"Added the most" is kind of vague, isn't it? Well, let's make it more concrete. For example, Western's Michael Faulds threw for 550 yards in 52 attempts against U of T, which is 10.6 per attempt. But everyone other than Faulds threw for 1624 yards in 174 attempts against the Blues, which comes out to 9.3 yards per attempt. Suddenly that 10.6 isn't so amazing. We can say Faulds was expected to pass for about 485 yards given his number of attempts, so he really added only 65 yards in the Toronto game.
We can do that for all of Faulds' opponents, and for all yards he gained (or lost, on sacks), and furthermore for the two other quarterbacking nominees, Erik Glavic of Calgary and Benoît Groulx of Laval. The same process works for Mount A's do-everything player Gary Ross, who won't have any passing totals of any consequence, but all of his yards gained can be compared to the others who had the same number of opportunities. (Comparing QBs to other positions might be unfair, because a quarterback gets credit for passing yards after the catch...no such equivalent exists for players like Ross.)
But as always, a player's teammates can make that player look better. Like, is Groulx's job so easy on that team, that he doesn't really add much in the end? We can't answer that using this method.

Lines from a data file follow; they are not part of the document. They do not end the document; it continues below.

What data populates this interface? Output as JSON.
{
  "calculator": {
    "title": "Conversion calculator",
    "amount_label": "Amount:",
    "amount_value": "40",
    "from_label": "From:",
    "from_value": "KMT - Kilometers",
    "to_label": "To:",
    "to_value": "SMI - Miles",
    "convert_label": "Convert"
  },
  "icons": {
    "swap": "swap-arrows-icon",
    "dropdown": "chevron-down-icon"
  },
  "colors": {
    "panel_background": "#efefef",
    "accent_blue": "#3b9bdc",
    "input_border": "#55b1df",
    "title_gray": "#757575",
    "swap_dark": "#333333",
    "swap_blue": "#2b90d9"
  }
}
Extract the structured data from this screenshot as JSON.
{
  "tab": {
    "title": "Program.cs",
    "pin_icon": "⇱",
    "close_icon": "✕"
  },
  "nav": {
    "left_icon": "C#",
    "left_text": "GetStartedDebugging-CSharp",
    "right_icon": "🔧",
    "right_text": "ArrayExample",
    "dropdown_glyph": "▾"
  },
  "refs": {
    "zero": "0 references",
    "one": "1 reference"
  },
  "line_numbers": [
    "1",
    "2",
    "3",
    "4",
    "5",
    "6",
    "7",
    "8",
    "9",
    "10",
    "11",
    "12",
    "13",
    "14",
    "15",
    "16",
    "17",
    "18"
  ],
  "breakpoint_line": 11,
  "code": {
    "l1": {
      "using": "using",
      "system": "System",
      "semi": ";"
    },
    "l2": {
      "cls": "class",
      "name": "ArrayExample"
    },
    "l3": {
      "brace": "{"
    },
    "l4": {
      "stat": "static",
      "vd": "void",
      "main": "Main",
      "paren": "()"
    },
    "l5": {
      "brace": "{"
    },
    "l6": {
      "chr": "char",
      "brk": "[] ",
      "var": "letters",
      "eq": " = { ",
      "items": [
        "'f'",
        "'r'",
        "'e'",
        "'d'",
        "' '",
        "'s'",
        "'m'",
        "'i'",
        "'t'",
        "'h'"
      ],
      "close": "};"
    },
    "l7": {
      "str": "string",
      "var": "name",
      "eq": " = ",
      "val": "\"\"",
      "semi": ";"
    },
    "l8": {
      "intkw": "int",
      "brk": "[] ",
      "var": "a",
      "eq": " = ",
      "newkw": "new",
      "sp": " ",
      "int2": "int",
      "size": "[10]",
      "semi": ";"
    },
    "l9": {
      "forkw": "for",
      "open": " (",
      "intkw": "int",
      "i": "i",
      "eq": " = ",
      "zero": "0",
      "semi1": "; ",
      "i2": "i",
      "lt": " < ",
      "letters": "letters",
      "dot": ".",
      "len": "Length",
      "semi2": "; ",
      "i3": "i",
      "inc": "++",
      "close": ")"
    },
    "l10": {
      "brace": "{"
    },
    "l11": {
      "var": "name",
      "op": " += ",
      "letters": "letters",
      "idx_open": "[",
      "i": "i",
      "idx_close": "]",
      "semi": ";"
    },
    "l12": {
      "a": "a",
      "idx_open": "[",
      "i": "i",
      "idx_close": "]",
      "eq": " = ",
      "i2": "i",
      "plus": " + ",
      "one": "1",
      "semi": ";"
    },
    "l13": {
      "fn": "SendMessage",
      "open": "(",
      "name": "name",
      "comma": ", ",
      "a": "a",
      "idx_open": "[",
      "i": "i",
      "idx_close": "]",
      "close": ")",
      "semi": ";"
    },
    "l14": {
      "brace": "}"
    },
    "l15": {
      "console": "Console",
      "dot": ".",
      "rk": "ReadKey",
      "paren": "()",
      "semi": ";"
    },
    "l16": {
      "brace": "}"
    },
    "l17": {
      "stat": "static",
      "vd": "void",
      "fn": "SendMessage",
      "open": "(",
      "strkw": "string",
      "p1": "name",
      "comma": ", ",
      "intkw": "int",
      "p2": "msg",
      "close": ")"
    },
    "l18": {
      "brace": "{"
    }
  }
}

What we can answer is what that player did over and above the average player against that team. The results for each player are summarized below. (Apologies to the Guelph Mercury, whom we probably lost three paragraphs ago.)
- Faulds: 32 rushing yards added in 36 attempts (0.9 per attempt), 680 passing yards added in 310 attempts (2.2 per attempt), as well as four fewer fumbles and four fewer interceptions than expected. Total yards added: 876.
- Glavic: 195 rushing yards added in 51 attempts (3.8 per attempt), 800 passing yards added in 191 attempts (4.2 per attempt), one fewer fumble and three fewer interceptions. Total yards added: 1099.
- Groulx: 14 fewer rushing yards in 10 attempts (minus-1.4 per attempt), 401 passing yards added in 138 attempts (2.9 per attempt), and three fewer fumbles. Total yards added: 355.
- Ross: 78 rushing yards added in 17 attempts (4.6 per attempt), 54 receiving yards added in 60 catches (less than a yard per catch), 105 more punt return yards on 20 returns (5.3 per return), and 68 kick-return yards added in 8 returns (8.5 per return). Total all-purpose yards added: 306.
"Total yards added" for quarterbacks is passing plus rushing minus sack yards, then minus 45 yards for every interception.
Glavic was clearly the best quarterback in this group in 2009: much better than Groulx across the board (which is kind of surprising, frankly) and also much better than Faulds on a per-attempt basis. Where it gets tricky is those three "extra" fumbles for Glavic, but those are just fumbles lost, regardless of whether the defence gained possession. Unless you want to dock Glavic 75 yards per dropped ball (30 more yards than an interception), he still comes out ahead in total yards added, 1099 to 876.
Now, in the case of Gary Ross, you might think it's easy to look at 1099 vs. 306 and conclude he has no business winning over Glavic. But they play different positions; it's not that simple. So the question becomes just how much is a player like Ross worth, when compared against the best quarterback in the league?
And we'll answer that in part two.